Isaiah Healing Oil
Prophet Isaiah, voice of divine wisdom and messenger of God’s truth, we turn to you in reverence and seeking. Your words have echoed through the ages, guiding us towards the path of righteousness and understanding. As you proclaimed the promises of hope and redemption, we pray for your intercession in our lives today. Grant us the insight to discern God’s will and the courage to follow it faithfully. May the spirit of prophecy that animated your words inspire us to speak truth, seek justice, and show compassion to those in need. Prophet Isaiah, be a guiding light in our journey of faith, and may your teachings continue to resonate in our hearts, leading us closer to the divine. Amen.
“For our struggle is not against flesh and blood, but against the rulers, against the authorities, against the powers of this dark world, and against the spiritual forces of evil in the heavenly realms.”
Isaiah Healing Oil was the 8th-century BC Israelite prophet after whom the Book of Isaiah is named.
Within the text of the Book of Isaiah, Isaiah himself is referred to as “the prophet”, but the exact relationship between the Book of Isaiah and the actual prophet Isaiah is complicated.
The first verse of the Book of Isaiah states that Isaiah prophesied during the reigns of Uzziah (or Azariah), Jotham, Ahaz, and Hezekiah, the kings of Judah.

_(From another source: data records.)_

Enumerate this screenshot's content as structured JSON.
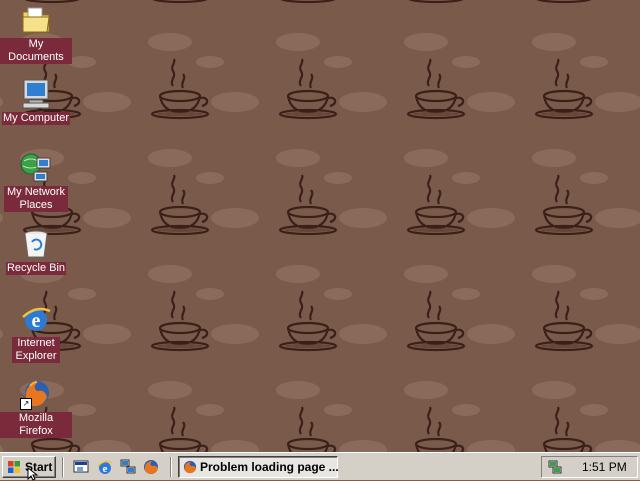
{
  "desktop": {
    "icons": [
      {
        "label": "My Documents",
        "icon": "folder-documents-icon"
      },
      {
        "label": "My Computer",
        "icon": "computer-icon"
      },
      {
        "label": "My Network Places",
        "icon": "network-icon"
      },
      {
        "label": "Recycle Bin",
        "icon": "recycle-bin-icon"
      },
      {
        "label": "Internet Explorer",
        "icon": "ie-icon"
      },
      {
        "label": "Mozilla Firefox",
        "icon": "firefox-icon"
      }
    ]
  },
  "taskbar": {
    "start_label": "Start",
    "quick_launch": [
      "show-desktop-icon",
      "ie-icon",
      "network-icon",
      "firefox-icon"
    ],
    "task_button_label": "Problem loading page ...",
    "clock": "1:51 PM"
  },
  "colors": {
    "label_bg": "#7a2a3a",
    "taskbar": "#d4d0c8",
    "wallpaper": "#7a5a4a"
  }
}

According to some modern interpretations, Isaiah’s wife called “the prophetess”, either because she endowed with the prophetic gift. Like Deborah and Huldah, or simply because she was the “wife of the prophet”. They had two sons, naming the eldest Shear-jashub, meaning “A remnant shall return”. And the youngest, Maher-Shalal-Hash-Baz, meaning, “Spoil quickly, plunder speedily.”
Isaiah receives his vision of the Lord’s house. A stained glass window at St. Matthew’s German Evangelical Lutheran Church in Charleston, South Carolina.
Soon after this, Shalmaneser V determined to subdue the kingdom of Israel, taking over and destroying Samaria (722 BC). So long as Ahaz reigned, the kingdom of Judah untouched by the Assyrian power. But when Hezekiah gained the throne, he encouraged to rebel “against the king of Assyria”, and entered into an alliance with the king of Egypt.
Then Isaiah the son of Amoz sent unto Hezekiah, saying: “Thus saith the LORD, the God of Israel: Whereas thou hast prayed to Me against Sennacherib king of Assyria,
this is the word which the LORD hath spoken concerning him: The virgin daughter of Zion hath despised thee and laughed thee to scorn; the daughter of Jerusalem hath shaken her head at thee.
Whom hast thou taunted and blasphemed? And against whom hast thou exalted thy voice? Yea, thou hast lifted up thine eyes on high, even against the Holy One of Israel!”